§ **Task goal**:
Reproduce the listing below as it stands. Leave out each image.

Segment Start: Given information

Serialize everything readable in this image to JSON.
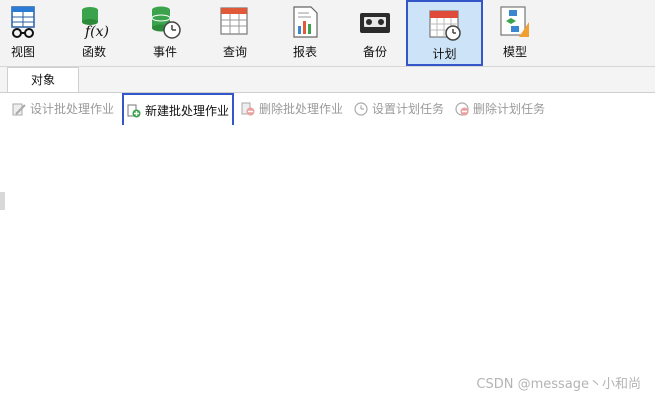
{
  "ribbon": {
    "items": [
      {
        "label": "视图",
        "icon": "view-icon"
      },
      {
        "label": "函数",
        "icon": "function-icon"
      },
      {
        "label": "事件",
        "icon": "event-icon"
      },
      {
        "label": "查询",
        "icon": "query-icon"
      },
      {
        "label": "报表",
        "icon": "report-icon"
      },
      {
        "label": "备份",
        "icon": "backup-icon"
      },
      {
        "label": "计划",
        "icon": "schedule-icon",
        "active": true
      },
      {
        "label": "模型",
        "icon": "model-icon"
      }
    ]
  },
  "tabs": {
    "objects": "对象"
  },
  "toolbar": {
    "design": "设计批处理作业",
    "new": "新建批处理作业",
    "delete": "删除批处理作业",
    "set_schedule": "设置计划任务",
    "delete_schedule": "删除计划任务"
  },
  "watermark": "CSDN @message丶小和尚",
  "colors": {
    "highlight": "#3556c8",
    "active_bg": "#cde3f7"
  }
}
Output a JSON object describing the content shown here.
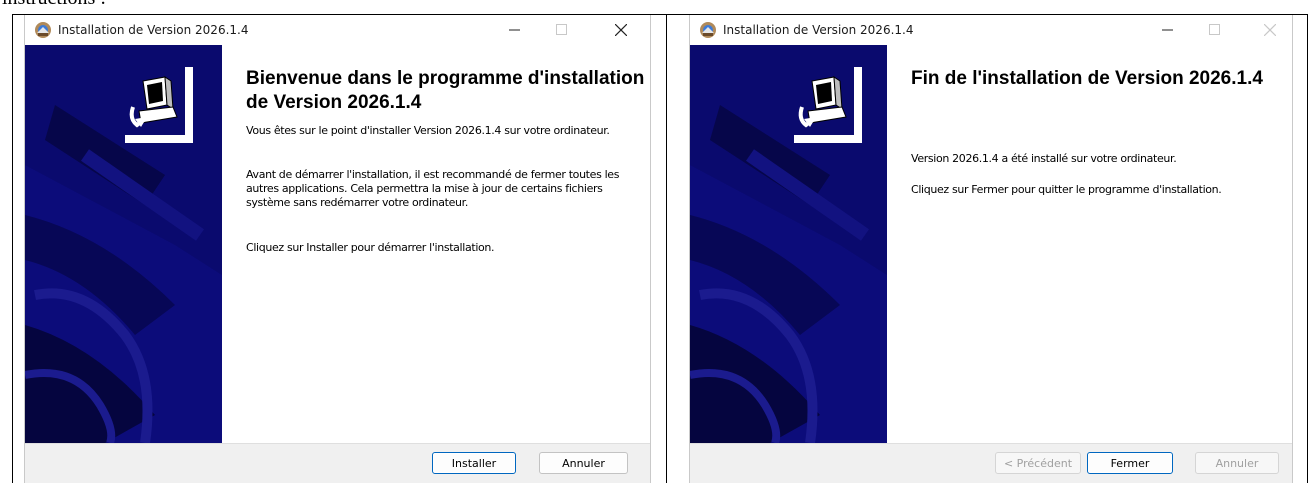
{
  "page_heading": "instructions :",
  "windows": [
    {
      "title": "Installation de Version 2026.1.4",
      "close_dimmed": false,
      "heading": "Bienvenue dans le programme d'installation de Version 2026.1.4",
      "paragraphs": [
        "Vous êtes sur le point d'installer Version 2026.1.4 sur votre ordinateur.",
        "Avant de démarrer l'installation, il est recommandé de fermer toutes les autres applications. Cela permettra la mise à jour de certains fichiers système sans redémarrer votre ordinateur.",
        "Cliquez sur Installer pour démarrer l'installation."
      ],
      "buttons": {
        "install": "Installer",
        "cancel": "Annuler"
      }
    },
    {
      "title": "Installation de Version 2026.1.4",
      "close_dimmed": true,
      "heading": "Fin de l'installation de Version 2026.1.4",
      "paragraphs": [
        "Version 2026.1.4 a été installé sur votre ordinateur.",
        "Cliquez sur Fermer pour quitter le programme d'installation."
      ],
      "buttons": {
        "back": "< Précédent",
        "close": "Fermer",
        "cancel": "Annuler"
      }
    }
  ],
  "icons": {
    "minimize": "minimize-icon",
    "maximize": "maximize-icon",
    "close": "close-icon",
    "app": "installer-app-icon",
    "logo": "computer-install-icon"
  },
  "colors": {
    "banner": "#0a0a6e",
    "default_button_border": "#0067c0",
    "footer": "#f0f0f0"
  }
}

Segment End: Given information

§ **Task answer**:
Serialize everything readable in this image to JSON.
{
  "ribbon": {
    "items": [
      {
        "label": "视图",
        "icon": "view-icon"
      },
      {
        "label": "函数",
        "icon": "function-icon"
      },
      {
        "label": "事件",
        "icon": "event-icon"
      },
      {
        "label": "查询",
        "icon": "query-icon"
      },
      {
        "label": "报表",
        "icon": "report-icon"
      },
      {
        "label": "备份",
        "icon": "backup-icon"
      },
      {
        "label": "计划",
        "icon": "schedule-icon",
        "active": true
      },
      {
        "label": "模型",
        "icon": "model-icon"
      }
    ]
  },
  "tabs": {
    "objects": "对象"
  },
  "toolbar": {
    "design": "设计批处理作业",
    "new": "新建批处理作业",
    "delete": "删除批处理作业",
    "set_schedule": "设置计划任务",
    "delete_schedule": "删除计划任务"
  },
  "watermark": "CSDN @message丶小和尚",
  "colors": {
    "highlight": "#3556c8",
    "active_bg": "#cde3f7"
  }
}
Output a JSON object describing the content shown here.
{
  "page_heading": "instructions :",
  "windows": [
    {
      "title": "Installation de Version 2026.1.4",
      "close_dimmed": false,
      "heading": "Bienvenue dans le programme d'installation de Version 2026.1.4",
      "paragraphs": [
        "Vous êtes sur le point d'installer Version 2026.1.4 sur votre ordinateur.",
        "Avant de démarrer l'installation, il est recommandé de fermer toutes les autres applications. Cela permettra la mise à jour de certains fichiers système sans redémarrer votre ordinateur.",
        "Cliquez sur Installer pour démarrer l'installation."
      ],
      "buttons": {
        "install": "Installer",
        "cancel": "Annuler"
      }
    },
    {
      "title": "Installation de Version 2026.1.4",
      "close_dimmed": true,
      "heading": "Fin de l'installation de Version 2026.1.4",
      "paragraphs": [
        "Version 2026.1.4 a été installé sur votre ordinateur.",
        "Cliquez sur Fermer pour quitter le programme d'installation."
      ],
      "buttons": {
        "back": "< Précédent",
        "close": "Fermer",
        "cancel": "Annuler"
      }
    }
  ],
  "icons": {
    "minimize": "minimize-icon",
    "maximize": "maximize-icon",
    "close": "close-icon",
    "app": "installer-app-icon",
    "logo": "computer-install-icon"
  },
  "colors": {
    "banner": "#0a0a6e",
    "default_button_border": "#0067c0",
    "footer": "#f0f0f0"
  }
}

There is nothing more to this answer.